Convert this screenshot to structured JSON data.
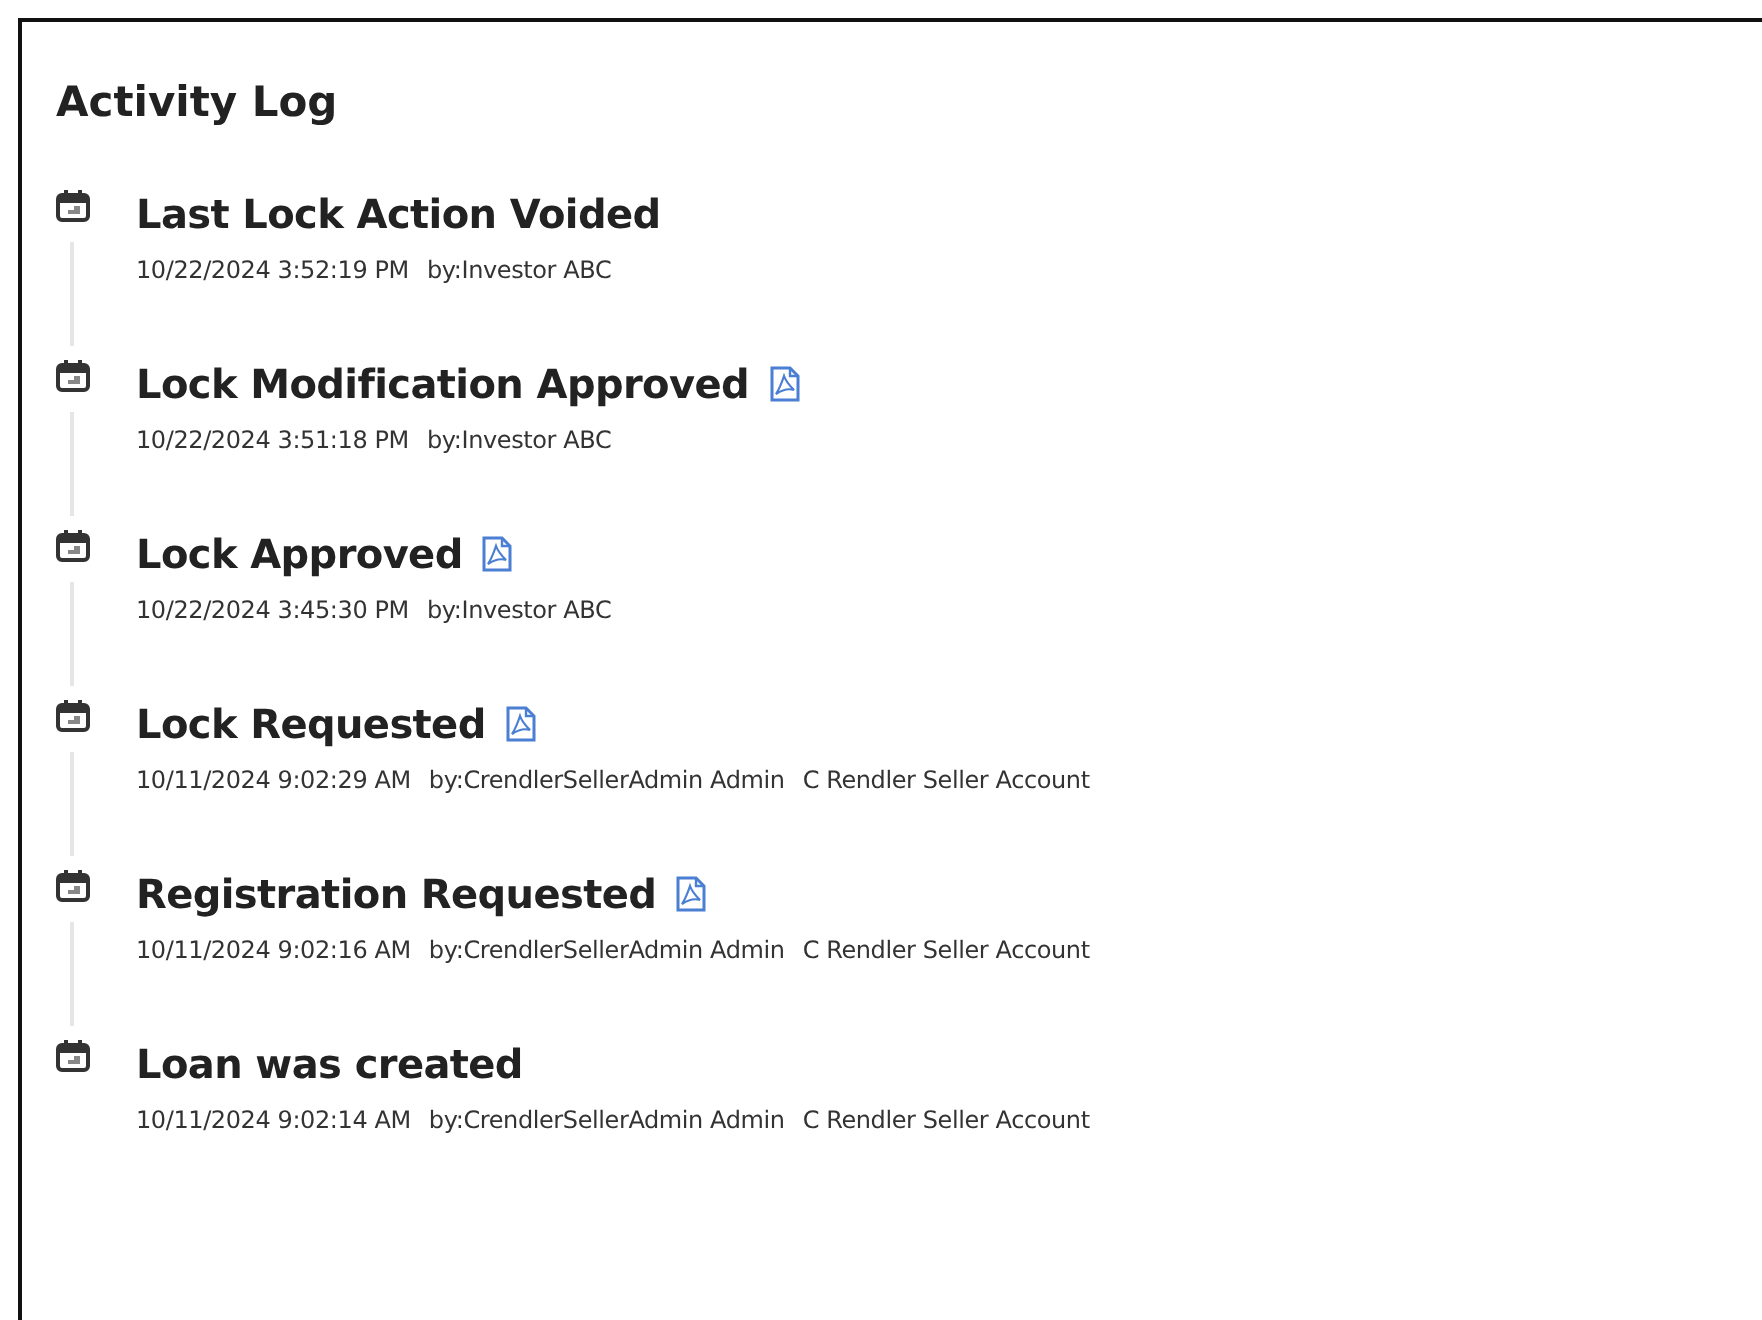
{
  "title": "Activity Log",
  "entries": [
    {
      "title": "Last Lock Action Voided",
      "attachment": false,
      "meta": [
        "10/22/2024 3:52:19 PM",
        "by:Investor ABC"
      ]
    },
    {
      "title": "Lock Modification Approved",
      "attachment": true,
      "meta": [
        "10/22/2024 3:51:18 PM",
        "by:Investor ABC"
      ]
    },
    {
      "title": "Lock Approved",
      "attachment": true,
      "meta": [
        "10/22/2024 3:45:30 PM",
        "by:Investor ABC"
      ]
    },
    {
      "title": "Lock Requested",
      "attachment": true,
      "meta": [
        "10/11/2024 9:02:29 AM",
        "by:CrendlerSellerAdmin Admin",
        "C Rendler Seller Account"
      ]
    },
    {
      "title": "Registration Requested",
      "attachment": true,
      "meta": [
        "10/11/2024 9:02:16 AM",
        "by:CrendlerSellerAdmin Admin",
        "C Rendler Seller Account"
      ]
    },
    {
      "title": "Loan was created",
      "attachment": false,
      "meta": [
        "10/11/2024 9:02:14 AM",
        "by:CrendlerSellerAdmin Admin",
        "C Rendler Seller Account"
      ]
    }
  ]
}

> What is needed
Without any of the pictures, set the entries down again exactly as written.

> Finished exercise
Convert this screenshot to structured JSON data.
{
  "title": "Activity Log",
  "entries": [
    {
      "title": "Last Lock Action Voided",
      "attachment": false,
      "meta": [
        "10/22/2024 3:52:19 PM",
        "by:Investor ABC"
      ]
    },
    {
      "title": "Lock Modification Approved",
      "attachment": true,
      "meta": [
        "10/22/2024 3:51:18 PM",
        "by:Investor ABC"
      ]
    },
    {
      "title": "Lock Approved",
      "attachment": true,
      "meta": [
        "10/22/2024 3:45:30 PM",
        "by:Investor ABC"
      ]
    },
    {
      "title": "Lock Requested",
      "attachment": true,
      "meta": [
        "10/11/2024 9:02:29 AM",
        "by:CrendlerSellerAdmin Admin",
        "C Rendler Seller Account"
      ]
    },
    {
      "title": "Registration Requested",
      "attachment": true,
      "meta": [
        "10/11/2024 9:02:16 AM",
        "by:CrendlerSellerAdmin Admin",
        "C Rendler Seller Account"
      ]
    },
    {
      "title": "Loan was created",
      "attachment": false,
      "meta": [
        "10/11/2024 9:02:14 AM",
        "by:CrendlerSellerAdmin Admin",
        "C Rendler Seller Account"
      ]
    }
  ]
}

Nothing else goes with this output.